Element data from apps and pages
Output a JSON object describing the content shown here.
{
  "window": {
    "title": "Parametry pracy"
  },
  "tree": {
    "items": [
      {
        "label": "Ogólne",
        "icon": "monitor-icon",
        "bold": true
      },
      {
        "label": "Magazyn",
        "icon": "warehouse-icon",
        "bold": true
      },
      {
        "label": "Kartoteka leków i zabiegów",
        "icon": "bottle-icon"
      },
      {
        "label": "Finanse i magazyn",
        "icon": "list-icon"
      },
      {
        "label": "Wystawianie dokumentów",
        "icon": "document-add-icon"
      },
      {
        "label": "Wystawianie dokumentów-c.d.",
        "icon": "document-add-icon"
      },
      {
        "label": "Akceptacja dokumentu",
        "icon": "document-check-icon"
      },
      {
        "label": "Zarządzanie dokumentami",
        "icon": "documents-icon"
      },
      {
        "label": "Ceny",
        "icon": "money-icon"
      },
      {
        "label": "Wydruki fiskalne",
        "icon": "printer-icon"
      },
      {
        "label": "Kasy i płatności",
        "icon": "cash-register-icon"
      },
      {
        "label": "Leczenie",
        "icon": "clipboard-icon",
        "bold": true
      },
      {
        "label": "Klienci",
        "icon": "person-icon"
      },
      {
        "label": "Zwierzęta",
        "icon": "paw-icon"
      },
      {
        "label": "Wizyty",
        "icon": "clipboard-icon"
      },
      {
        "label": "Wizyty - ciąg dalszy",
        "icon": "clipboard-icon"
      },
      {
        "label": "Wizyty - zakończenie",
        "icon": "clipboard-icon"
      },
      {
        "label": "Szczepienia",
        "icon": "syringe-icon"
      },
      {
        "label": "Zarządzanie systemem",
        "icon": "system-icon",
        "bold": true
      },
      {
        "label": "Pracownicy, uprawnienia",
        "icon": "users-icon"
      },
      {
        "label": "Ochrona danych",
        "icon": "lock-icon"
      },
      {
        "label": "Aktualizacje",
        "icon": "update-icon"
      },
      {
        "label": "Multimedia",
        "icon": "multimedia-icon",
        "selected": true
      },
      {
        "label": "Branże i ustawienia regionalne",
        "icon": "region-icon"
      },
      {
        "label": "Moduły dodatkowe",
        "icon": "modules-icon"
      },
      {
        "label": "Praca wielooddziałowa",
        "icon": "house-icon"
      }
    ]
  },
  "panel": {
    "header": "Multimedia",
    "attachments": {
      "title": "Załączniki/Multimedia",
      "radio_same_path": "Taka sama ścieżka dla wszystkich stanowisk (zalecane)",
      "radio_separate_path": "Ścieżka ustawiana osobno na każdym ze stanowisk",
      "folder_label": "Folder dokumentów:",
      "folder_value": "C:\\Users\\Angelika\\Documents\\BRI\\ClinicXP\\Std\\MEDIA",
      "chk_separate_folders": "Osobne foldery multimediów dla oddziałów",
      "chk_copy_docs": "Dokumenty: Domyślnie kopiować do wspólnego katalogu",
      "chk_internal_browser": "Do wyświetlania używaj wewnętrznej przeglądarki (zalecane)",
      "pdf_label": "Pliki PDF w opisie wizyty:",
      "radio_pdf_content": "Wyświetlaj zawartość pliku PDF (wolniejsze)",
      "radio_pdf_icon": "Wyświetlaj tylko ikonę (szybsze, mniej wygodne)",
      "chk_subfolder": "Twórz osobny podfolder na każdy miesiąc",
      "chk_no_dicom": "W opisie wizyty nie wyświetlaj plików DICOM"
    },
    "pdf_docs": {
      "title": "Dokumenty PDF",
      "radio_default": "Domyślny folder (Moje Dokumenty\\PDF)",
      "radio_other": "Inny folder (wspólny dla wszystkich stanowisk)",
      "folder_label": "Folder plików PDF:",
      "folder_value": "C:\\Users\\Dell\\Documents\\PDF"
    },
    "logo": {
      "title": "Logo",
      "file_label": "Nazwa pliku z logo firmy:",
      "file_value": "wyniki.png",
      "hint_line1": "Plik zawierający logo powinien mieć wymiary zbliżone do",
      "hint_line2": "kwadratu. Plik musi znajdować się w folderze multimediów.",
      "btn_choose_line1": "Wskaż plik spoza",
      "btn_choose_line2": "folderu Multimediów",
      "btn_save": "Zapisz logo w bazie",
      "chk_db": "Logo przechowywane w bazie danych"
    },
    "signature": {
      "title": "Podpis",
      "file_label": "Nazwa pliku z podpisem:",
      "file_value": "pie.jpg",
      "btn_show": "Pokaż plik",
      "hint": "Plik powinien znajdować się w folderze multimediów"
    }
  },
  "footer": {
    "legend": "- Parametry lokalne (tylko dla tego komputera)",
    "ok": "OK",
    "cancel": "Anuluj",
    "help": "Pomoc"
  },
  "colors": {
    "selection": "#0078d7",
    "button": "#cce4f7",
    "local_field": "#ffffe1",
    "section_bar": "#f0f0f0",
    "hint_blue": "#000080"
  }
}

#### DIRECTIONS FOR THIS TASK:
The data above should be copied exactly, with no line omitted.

#### TASK SOLUTION:
Output a JSON object describing the content shown here.
{
  "window": {
    "title": "Parametry pracy"
  },
  "tree": {
    "items": [
      {
        "label": "Ogólne",
        "icon": "monitor-icon",
        "bold": true
      },
      {
        "label": "Magazyn",
        "icon": "warehouse-icon",
        "bold": true
      },
      {
        "label": "Kartoteka leków i zabiegów",
        "icon": "bottle-icon"
      },
      {
        "label": "Finanse i magazyn",
        "icon": "list-icon"
      },
      {
        "label": "Wystawianie dokumentów",
        "icon": "document-add-icon"
      },
      {
        "label": "Wystawianie dokumentów-c.d.",
        "icon": "document-add-icon"
      },
      {
        "label": "Akceptacja dokumentu",
        "icon": "document-check-icon"
      },
      {
        "label": "Zarządzanie dokumentami",
        "icon": "documents-icon"
      },
      {
        "label": "Ceny",
        "icon": "money-icon"
      },
      {
        "label": "Wydruki fiskalne",
        "icon": "printer-icon"
      },
      {
        "label": "Kasy i płatności",
        "icon": "cash-register-icon"
      },
      {
        "label": "Leczenie",
        "icon": "clipboard-icon",
        "bold": true
      },
      {
        "label": "Klienci",
        "icon": "person-icon"
      },
      {
        "label": "Zwierzęta",
        "icon": "paw-icon"
      },
      {
        "label": "Wizyty",
        "icon": "clipboard-icon"
      },
      {
        "label": "Wizyty - ciąg dalszy",
        "icon": "clipboard-icon"
      },
      {
        "label": "Wizyty - zakończenie",
        "icon": "clipboard-icon"
      },
      {
        "label": "Szczepienia",
        "icon": "syringe-icon"
      },
      {
        "label": "Zarządzanie systemem",
        "icon": "system-icon",
        "bold": true
      },
      {
        "label": "Pracownicy, uprawnienia",
        "icon": "users-icon"
      },
      {
        "label": "Ochrona danych",
        "icon": "lock-icon"
      },
      {
        "label": "Aktualizacje",
        "icon": "update-icon"
      },
      {
        "label": "Multimedia",
        "icon": "multimedia-icon",
        "selected": true
      },
      {
        "label": "Branże i ustawienia regionalne",
        "icon": "region-icon"
      },
      {
        "label": "Moduły dodatkowe",
        "icon": "modules-icon"
      },
      {
        "label": "Praca wielooddziałowa",
        "icon": "house-icon"
      }
    ]
  },
  "panel": {
    "header": "Multimedia",
    "attachments": {
      "title": "Załączniki/Multimedia",
      "radio_same_path": "Taka sama ścieżka dla wszystkich stanowisk (zalecane)",
      "radio_separate_path": "Ścieżka ustawiana osobno na każdym ze stanowisk",
      "folder_label": "Folder dokumentów:",
      "folder_value": "C:\\Users\\Angelika\\Documents\\BRI\\ClinicXP\\Std\\MEDIA",
      "chk_separate_folders": "Osobne foldery multimediów dla oddziałów",
      "chk_copy_docs": "Dokumenty: Domyślnie kopiować do wspólnego katalogu",
      "chk_internal_browser": "Do wyświetlania używaj wewnętrznej przeglądarki (zalecane)",
      "pdf_label": "Pliki PDF w opisie wizyty:",
      "radio_pdf_content": "Wyświetlaj zawartość pliku PDF (wolniejsze)",
      "radio_pdf_icon": "Wyświetlaj tylko ikonę (szybsze, mniej wygodne)",
      "chk_subfolder": "Twórz osobny podfolder na każdy miesiąc",
      "chk_no_dicom": "W opisie wizyty nie wyświetlaj plików DICOM"
    },
    "pdf_docs": {
      "title": "Dokumenty PDF",
      "radio_default": "Domyślny folder (Moje Dokumenty\\PDF)",
      "radio_other": "Inny folder (wspólny dla wszystkich stanowisk)",
      "folder_label": "Folder plików PDF:",
      "folder_value": "C:\\Users\\Dell\\Documents\\PDF"
    },
    "logo": {
      "title": "Logo",
      "file_label": "Nazwa pliku z logo firmy:",
      "file_value": "wyniki.png",
      "hint_line1": "Plik zawierający logo powinien mieć wymiary zbliżone do",
      "hint_line2": "kwadratu. Plik musi znajdować się w folderze multimediów.",
      "btn_choose_line1": "Wskaż plik spoza",
      "btn_choose_line2": "folderu Multimediów",
      "btn_save": "Zapisz logo w bazie",
      "chk_db": "Logo przechowywane w bazie danych"
    },
    "signature": {
      "title": "Podpis",
      "file_label": "Nazwa pliku z podpisem:",
      "file_value": "pie.jpg",
      "btn_show": "Pokaż plik",
      "hint": "Plik powinien znajdować się w folderze multimediów"
    }
  },
  "footer": {
    "legend": "- Parametry lokalne (tylko dla tego komputera)",
    "ok": "OK",
    "cancel": "Anuluj",
    "help": "Pomoc"
  },
  "colors": {
    "selection": "#0078d7",
    "button": "#cce4f7",
    "local_field": "#ffffe1",
    "section_bar": "#f0f0f0",
    "hint_blue": "#000080"
  }
}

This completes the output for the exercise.